In the 1850s, work gangs leveled this railway bed by cutting through hills and ﬁlling in valleys. They established culverts where the mounded earth would have otherwise blocked streams. To construct such facilities, they ﬁrst laid down a bed of heavy timbers, which established the proper fall for the water. Two rows of large stones, capped with more stones, then created a solid tunnel through which water could drain.
A substantial culvert in this location stood for more than a century. The upstream end had been reinforced with a stone headwall, which protected it from storms and ﬂooding. The downstream end was not as heavily constructed and eventually collapsed, causing the embankment to start to fall away. A new concrete culvert has allowed the railway bed to be restored.
In constructing culverts and bridges along this railway, work crews did not want to haul heavy stones any further than necessary. They quarried their building materials from nearby sources, including the streambed. Note the row of drill marks on the stone in the center. The part of the stone split off from this one was hauled away as construction material.

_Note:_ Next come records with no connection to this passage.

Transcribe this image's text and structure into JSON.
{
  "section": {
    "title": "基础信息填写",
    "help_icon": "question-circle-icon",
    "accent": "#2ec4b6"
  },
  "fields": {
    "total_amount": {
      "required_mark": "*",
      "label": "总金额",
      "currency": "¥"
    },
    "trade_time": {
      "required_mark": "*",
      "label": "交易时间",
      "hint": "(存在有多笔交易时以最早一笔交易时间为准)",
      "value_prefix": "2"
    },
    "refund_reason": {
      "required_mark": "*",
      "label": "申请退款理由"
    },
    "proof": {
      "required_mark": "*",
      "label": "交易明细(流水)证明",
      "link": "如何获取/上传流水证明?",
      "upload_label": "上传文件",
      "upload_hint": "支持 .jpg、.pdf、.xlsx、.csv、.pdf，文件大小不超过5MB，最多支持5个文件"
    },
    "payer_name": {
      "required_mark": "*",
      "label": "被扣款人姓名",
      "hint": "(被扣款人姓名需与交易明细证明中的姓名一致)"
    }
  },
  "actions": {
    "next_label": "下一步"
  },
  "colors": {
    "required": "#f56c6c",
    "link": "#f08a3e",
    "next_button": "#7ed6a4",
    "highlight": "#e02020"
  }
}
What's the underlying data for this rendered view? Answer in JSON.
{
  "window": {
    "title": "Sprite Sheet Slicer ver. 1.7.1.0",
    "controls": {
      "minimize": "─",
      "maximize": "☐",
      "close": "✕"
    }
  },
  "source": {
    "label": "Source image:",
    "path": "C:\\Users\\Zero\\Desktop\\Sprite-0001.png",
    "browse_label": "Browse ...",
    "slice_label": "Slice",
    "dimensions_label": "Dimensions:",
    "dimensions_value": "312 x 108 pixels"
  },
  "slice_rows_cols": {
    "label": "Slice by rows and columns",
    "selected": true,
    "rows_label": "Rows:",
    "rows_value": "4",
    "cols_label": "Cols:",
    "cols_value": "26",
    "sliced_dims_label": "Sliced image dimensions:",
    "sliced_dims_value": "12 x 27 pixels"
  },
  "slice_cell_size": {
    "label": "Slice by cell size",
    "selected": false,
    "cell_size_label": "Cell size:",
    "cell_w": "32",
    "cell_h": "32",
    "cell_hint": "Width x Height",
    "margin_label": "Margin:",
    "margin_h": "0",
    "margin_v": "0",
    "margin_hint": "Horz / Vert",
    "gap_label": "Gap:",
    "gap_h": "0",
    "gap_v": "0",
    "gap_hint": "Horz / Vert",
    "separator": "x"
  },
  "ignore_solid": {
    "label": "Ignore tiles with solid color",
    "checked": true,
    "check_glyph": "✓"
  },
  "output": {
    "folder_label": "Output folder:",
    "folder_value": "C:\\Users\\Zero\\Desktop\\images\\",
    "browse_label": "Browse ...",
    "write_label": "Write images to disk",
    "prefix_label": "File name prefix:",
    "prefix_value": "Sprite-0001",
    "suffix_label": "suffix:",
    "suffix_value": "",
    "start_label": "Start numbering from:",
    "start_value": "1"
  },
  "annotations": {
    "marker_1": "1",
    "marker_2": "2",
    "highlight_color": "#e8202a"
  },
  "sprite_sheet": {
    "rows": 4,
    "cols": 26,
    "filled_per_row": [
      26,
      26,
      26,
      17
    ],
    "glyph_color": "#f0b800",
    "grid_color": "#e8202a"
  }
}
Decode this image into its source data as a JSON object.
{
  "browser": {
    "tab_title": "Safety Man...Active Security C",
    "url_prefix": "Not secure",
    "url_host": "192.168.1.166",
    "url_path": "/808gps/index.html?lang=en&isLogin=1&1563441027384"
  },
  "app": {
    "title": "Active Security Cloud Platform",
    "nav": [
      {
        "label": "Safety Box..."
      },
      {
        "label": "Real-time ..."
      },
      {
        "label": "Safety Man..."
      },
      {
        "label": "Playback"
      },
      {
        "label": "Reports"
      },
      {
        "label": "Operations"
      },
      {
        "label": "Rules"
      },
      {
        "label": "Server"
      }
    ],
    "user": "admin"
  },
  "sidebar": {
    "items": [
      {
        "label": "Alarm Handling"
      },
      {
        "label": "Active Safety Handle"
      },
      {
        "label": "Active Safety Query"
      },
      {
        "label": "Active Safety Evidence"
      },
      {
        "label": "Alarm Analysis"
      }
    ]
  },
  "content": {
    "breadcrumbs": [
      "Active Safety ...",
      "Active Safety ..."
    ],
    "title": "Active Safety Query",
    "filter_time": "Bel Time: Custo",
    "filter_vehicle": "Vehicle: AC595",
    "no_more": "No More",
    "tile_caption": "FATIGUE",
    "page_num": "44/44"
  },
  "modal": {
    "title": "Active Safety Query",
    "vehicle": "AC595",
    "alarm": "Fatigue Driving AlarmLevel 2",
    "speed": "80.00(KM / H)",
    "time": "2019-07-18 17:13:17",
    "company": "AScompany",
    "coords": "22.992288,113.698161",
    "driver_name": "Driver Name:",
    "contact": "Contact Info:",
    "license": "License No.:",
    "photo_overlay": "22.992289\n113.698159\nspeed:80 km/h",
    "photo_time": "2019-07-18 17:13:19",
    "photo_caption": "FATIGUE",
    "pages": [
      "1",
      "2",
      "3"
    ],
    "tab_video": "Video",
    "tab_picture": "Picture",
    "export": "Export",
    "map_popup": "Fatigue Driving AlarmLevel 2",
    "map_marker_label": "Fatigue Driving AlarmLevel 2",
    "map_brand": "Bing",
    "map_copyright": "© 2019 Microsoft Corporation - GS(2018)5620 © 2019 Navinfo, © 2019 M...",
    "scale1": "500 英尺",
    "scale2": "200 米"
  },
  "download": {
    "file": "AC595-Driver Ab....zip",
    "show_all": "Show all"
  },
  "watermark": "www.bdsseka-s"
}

A stone headwall, once located in the stream valley in front of you, protected this rail embankment from flooding. When the downstream end
of the culvert failed, the embankment eroded severely and the entire culvert had to be replaced before this trail could be built.
This 1934 map shows the Virginia Central Railway, then in active use, coursing through the Hazel Run valley and connecting with the Richmond, Fredericksburg & Potomac Railroad, in Fredericksburg. The road labeled as Jefferson Davis Highway is Lafayette Boulevard. The U.S. Route 1 Bypass had not yet been built.